  10. Hamao, Y., “An Empirical Examination of the Arbitrage Pricing Theory Using Japanese Data,” Working Paper, University of California, San Diego, 1988.Google Scholar
  11. Hatsopoulis, George N. and Stephen H. Brooks, “The Gap in the Cost of Capital: Causes, Effects, and Remedies,” in R. Landau and Dale Jorgensen, eds., Technology and Economic Policy, Cambridge: Ballinger, 1986, Chapter 12, pp. 221–280.Google Scholar
  12. Malkiel, Burton G., “The Capital Formation Problem in the United States,” The Journal of Finance, 34, May 1979, pp. 291–306.CrossRefGoogle Scholar
  13. McCauley, R., and S. Zimmer, “Explaining International Differences in the Cost of Capital,” FRBNY Quarterly Review, Summer 1989, pp. 7–28.Google Scholar
  14. Roll, R. W. and S. A. Ross, “An Empirical Investigation of the Arbitrage Pricing Theory,” The Journal of Finance, 35, December 1980, pp. 1073–1103.CrossRefGoogle Scholar
  15. Ross, S. A., “The Arbitrage Theory of Capital Asset Pricing,” Journal of Economic Theory, 13, December 1976, pp. 341–360.CrossRefGoogle Scholar
  16. Solnik, B., “International Arbitrage Pricing Theory,” Journal of Finance, 38, 1983, pp. 449–457.CrossRefGoogle Scholar

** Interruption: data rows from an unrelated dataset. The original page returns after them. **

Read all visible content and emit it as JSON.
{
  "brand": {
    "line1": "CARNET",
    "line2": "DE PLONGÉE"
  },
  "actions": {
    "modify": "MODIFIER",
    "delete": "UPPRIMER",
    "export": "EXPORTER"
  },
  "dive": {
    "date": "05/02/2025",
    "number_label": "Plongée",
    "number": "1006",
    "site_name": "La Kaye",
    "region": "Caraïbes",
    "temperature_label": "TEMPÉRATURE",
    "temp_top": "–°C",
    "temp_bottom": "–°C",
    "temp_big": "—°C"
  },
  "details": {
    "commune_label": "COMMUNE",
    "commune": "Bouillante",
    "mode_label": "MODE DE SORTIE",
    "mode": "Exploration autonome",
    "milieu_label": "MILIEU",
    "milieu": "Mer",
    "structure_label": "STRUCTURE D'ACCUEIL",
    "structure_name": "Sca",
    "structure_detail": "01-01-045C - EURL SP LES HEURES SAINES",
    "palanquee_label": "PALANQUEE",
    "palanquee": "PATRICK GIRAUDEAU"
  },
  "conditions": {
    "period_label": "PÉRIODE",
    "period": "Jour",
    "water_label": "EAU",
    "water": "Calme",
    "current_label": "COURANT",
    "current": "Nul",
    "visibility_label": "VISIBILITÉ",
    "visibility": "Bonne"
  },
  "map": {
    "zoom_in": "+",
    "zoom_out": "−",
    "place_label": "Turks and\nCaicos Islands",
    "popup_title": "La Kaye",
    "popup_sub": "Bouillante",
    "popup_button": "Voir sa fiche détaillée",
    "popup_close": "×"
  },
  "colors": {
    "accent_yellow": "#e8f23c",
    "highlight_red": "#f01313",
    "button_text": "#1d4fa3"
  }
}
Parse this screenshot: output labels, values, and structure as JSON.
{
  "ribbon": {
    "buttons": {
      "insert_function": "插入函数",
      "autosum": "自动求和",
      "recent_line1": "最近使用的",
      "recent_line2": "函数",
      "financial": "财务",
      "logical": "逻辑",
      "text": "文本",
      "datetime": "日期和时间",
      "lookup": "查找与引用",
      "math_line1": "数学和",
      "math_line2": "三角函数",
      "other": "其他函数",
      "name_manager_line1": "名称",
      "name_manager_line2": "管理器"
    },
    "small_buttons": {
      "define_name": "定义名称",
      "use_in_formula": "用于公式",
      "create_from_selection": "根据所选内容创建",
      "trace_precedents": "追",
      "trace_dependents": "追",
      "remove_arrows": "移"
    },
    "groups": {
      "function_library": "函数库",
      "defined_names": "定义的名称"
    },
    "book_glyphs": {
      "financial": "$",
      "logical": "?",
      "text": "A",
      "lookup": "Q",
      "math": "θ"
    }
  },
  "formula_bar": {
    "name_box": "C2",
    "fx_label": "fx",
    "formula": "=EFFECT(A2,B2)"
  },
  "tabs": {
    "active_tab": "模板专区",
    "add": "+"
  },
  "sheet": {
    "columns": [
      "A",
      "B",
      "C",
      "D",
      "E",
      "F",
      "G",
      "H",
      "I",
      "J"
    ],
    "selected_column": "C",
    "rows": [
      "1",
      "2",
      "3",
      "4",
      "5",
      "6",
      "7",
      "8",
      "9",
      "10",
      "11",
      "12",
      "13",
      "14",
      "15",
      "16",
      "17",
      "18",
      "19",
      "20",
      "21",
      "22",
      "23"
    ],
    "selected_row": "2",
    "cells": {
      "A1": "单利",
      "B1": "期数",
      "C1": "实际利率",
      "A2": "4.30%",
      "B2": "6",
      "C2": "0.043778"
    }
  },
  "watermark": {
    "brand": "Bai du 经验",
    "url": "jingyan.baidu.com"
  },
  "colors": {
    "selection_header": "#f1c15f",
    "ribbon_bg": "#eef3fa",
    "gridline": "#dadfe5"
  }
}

Copyright information

© J. Fred Weston 2016

Authors and Affiliations

  • J. Fred Weston
    • 1
  1. 1.University of CaliforniaLos AngelesUSA

Personalised recommendations